The company’s European operations general manager, Rich Waterworth, stated in a blog post that TikTok is “at an advanced stage of finalizing a plan” with a third-party provider for a second data center in Ireland. This comes a year after the announcement of its first data center in Ireland. In addition, TikTok is also in talks to set up a third European data center, with no location specified yet.

“Regarding local data storage, in line with the growth of our community, we’re looking to expand our European data storage capacity,” Waterworth said. He also mentioned that data for European TikTok users will be migrated to the new centers starting this year.

The move to expand data centers in Europe comes amid concerns that Beijing could use TikTok to collect data on Western users or push pro-China narratives and misinformation. TikTok is owned by ByteDance, a Chinese company that relocated its headquarters to Singapore in 2020.

The European Union’s sweeping new digital rules, called the Digital Services Act, mandate that online platforms and tech companies with 45 million or more users take extra steps aimed at cleaning up illegal content and disinformation or face potentially billions in fines. Last month, a top EU official warned TikTok CEO Shou Zi Chew that the company would have to comply with these new regulations.

TikTok reported on Friday that it had 125 million monthly active users in the EU, putting it over the threshold for extra scrutiny under the new rules set to take effect later this year.
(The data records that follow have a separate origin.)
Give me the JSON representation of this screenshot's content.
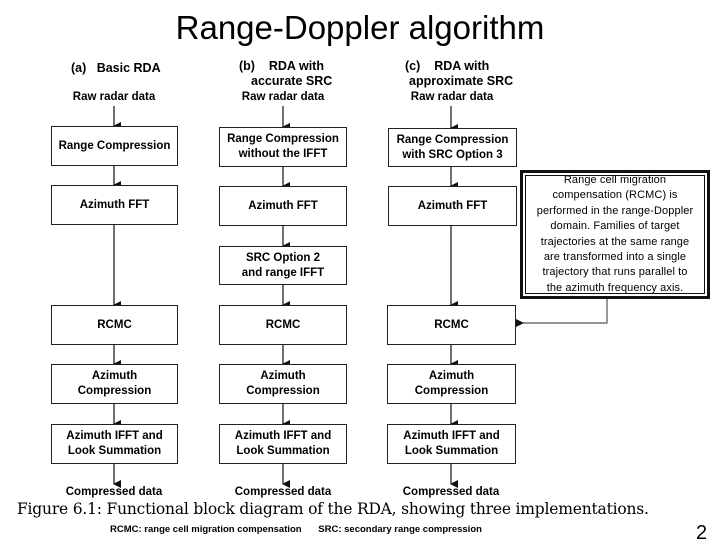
{
  "title": "Range-Doppler algorithm",
  "columns": [
    {
      "label_prefix": "(a)",
      "label_line1": "Basic RDA",
      "label_line2": "",
      "input": "Raw radar data",
      "steps": [
        "Range Compression",
        "Azimuth FFT",
        "RCMC",
        "Azimuth Compression",
        "Azimuth IFFT and Look Summation"
      ],
      "output": "Compressed data"
    },
    {
      "label_prefix": "(b)",
      "label_line1": "RDA with",
      "label_line2": "accurate SRC",
      "input": "Raw radar data",
      "steps": [
        "Range Compression without the IFFT",
        "Azimuth FFT",
        "SRC Option 2 and range IFFT",
        "RCMC",
        "Azimuth Compression",
        "Azimuth IFFT and Look Summation"
      ],
      "output": "Compressed data"
    },
    {
      "label_prefix": "(c)",
      "label_line1": "RDA with",
      "label_line2": "approximate SRC",
      "input": "Raw radar data",
      "steps": [
        "Range Compression with SRC Option 3",
        "Azimuth FFT",
        "RCMC",
        "Azimuth Compression",
        "Azimuth IFFT and Look Summation"
      ],
      "output": "Compressed data"
    }
  ],
  "boxes": {
    "a": {
      "range_compression": "Range Compression",
      "azimuth_fft": "Azimuth FFT",
      "rcmc": "RCMC",
      "azimuth_compression_1": "Azimuth",
      "azimuth_compression_2": "Compression",
      "ifft_1": "Azimuth IFFT and",
      "ifft_2": "Look Summation"
    },
    "b": {
      "range_compression_1": "Range Compression",
      "range_compression_2": "without the IFFT",
      "azimuth_fft": "Azimuth FFT",
      "src_1": "SRC Option 2",
      "src_2": "and range IFFT",
      "rcmc": "RCMC",
      "azimuth_compression_1": "Azimuth",
      "azimuth_compression_2": "Compression",
      "ifft_1": "Azimuth IFFT and",
      "ifft_2": "Look Summation"
    },
    "c": {
      "range_compression_1": "Range Compression",
      "range_compression_2": "with SRC Option 3",
      "azimuth_fft": "Azimuth FFT",
      "rcmc": "RCMC",
      "azimuth_compression_1": "Azimuth",
      "azimuth_compression_2": "Compression",
      "ifft_1": "Azimuth IFFT and",
      "ifft_2": "Look Summation"
    }
  },
  "callout": {
    "lines": [
      "Range cell migration",
      "compensation (RCMC) is",
      "performed in the range-Doppler",
      "domain.  Families of target",
      "trajectories at the same range",
      "are transformed into a single",
      "trajectory that runs parallel to",
      "the azimuth frequency axis."
    ]
  },
  "caption": "Figure 6.1: Functional block diagram of the RDA, showing three implementations.",
  "legend": {
    "rcmc": "RCMC:  range cell migration compensation",
    "src": "SRC:  secondary range compression"
  },
  "page_number": "2"
}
Including non-EU countries such as Britain and Switzerland, TikTok has 150 million users.

Facebook and Instagram, owned by parent company Meta, were among the other platforms that faced the stricter EU scrutiny as they released monthly user numbers in time for a Friday deadline. Facebook reported 255 million monthly active users, while Instagram had 250 million users. Twitter reported having 100.9 million users, including both registered and non-registered users. Apple did not provide a specific number but stated that its iOS App Store had more than 45 million users. Google stated that its Search service had 332 million signed-in users, while YouTube had 401.7 million signed-in users.

TikTok’s expansion of its European data centers is a strategic move to address privacy concerns and comply with new EU regulations. As the app’s popularity continues to grow among young people, ensuring the safety and privacy of user data will remain a priority for TikTok and other major tech companies.